Brushed striated finishes are susceptible to damage, but scratches can be readily abraded out. These surfaces do not fingerprint easily and therefore can be used successfully in areas of high contact such as doors or windows. Atmospheric deposits and other forms of surface soiling are generally washed away most easily if any uni-directional polishing or grinding marks are oriented vertically, in the direction of water run off. Polished reflective surfaces are also susceptible to damage. Remedial polishing is possible but it is more difficult to get satisfactory results than on non-reflective finished surfaces.
Mechanically produced finishes on stainless steel products, produced by the manufacturing mills, specialist stockholder / service centres and specialist surface finishers are normally free from any contamination that could result in rust staining in service. These specialists often supply polished and brushed products with protective plastic coatings, which can help reduce the risk of damage or iron contamination during downstream storage, fabrication, finishing and installation operations, if left on the steel surfaces.
Contamination rust staining is very often caused when contaminated finishing media have been used. This is a particular risk in multi-metal fabrication shops unless special precautions are not taken to avoid the spread of contamination.
When choosing finishing contractors it is worth bearing these points in mind. The Buyers Guide section of the BSSA web site and the ‘Stainless Steel Surface Finishes’ manual can be used for selecting specialist stainless steel mechanical finishers.

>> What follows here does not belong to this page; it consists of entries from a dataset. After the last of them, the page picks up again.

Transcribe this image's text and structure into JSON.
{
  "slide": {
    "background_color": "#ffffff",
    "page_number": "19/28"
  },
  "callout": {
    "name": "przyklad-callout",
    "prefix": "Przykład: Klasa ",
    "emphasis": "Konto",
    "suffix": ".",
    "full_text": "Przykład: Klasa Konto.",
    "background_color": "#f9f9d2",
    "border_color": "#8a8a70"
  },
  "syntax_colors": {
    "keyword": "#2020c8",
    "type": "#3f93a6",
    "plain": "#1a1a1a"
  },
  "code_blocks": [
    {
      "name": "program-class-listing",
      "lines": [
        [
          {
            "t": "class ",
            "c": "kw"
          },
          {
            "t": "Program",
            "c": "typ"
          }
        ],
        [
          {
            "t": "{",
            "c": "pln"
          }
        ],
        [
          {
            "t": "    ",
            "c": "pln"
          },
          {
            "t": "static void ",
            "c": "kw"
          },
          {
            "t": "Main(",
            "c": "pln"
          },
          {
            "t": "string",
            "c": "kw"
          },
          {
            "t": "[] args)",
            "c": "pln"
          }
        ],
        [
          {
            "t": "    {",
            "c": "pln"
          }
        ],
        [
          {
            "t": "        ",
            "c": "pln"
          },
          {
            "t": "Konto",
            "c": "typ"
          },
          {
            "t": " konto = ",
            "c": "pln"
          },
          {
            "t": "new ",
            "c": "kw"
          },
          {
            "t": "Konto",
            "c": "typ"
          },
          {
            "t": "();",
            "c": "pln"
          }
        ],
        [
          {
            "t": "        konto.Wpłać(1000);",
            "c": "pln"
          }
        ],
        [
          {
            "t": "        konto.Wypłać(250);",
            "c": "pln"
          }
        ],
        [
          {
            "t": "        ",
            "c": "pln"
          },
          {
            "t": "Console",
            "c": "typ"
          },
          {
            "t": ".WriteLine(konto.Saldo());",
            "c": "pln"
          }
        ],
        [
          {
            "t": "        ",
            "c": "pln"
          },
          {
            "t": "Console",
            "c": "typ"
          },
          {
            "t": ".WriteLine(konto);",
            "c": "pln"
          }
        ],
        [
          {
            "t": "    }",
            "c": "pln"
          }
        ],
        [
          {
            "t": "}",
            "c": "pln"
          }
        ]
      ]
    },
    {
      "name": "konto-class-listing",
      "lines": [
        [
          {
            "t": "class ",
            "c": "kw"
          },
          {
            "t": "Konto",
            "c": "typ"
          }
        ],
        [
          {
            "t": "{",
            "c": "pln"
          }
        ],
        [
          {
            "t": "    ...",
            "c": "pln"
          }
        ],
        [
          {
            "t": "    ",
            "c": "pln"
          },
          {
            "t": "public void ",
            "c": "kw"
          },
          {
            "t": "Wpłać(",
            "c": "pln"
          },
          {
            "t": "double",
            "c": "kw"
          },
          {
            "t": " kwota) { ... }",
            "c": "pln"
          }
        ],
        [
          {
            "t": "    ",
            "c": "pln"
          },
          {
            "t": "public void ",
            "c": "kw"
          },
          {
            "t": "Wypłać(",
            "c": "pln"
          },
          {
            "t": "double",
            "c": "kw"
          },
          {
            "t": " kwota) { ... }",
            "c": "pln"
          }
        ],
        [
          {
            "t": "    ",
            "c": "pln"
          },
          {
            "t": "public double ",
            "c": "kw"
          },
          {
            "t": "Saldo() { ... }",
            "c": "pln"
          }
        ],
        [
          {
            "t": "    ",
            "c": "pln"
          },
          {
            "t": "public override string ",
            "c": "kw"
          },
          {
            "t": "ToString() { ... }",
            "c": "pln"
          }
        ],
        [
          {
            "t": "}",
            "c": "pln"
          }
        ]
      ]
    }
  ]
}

See http://www.euro-inox.org/fla_240_EN.html for examples of finishes.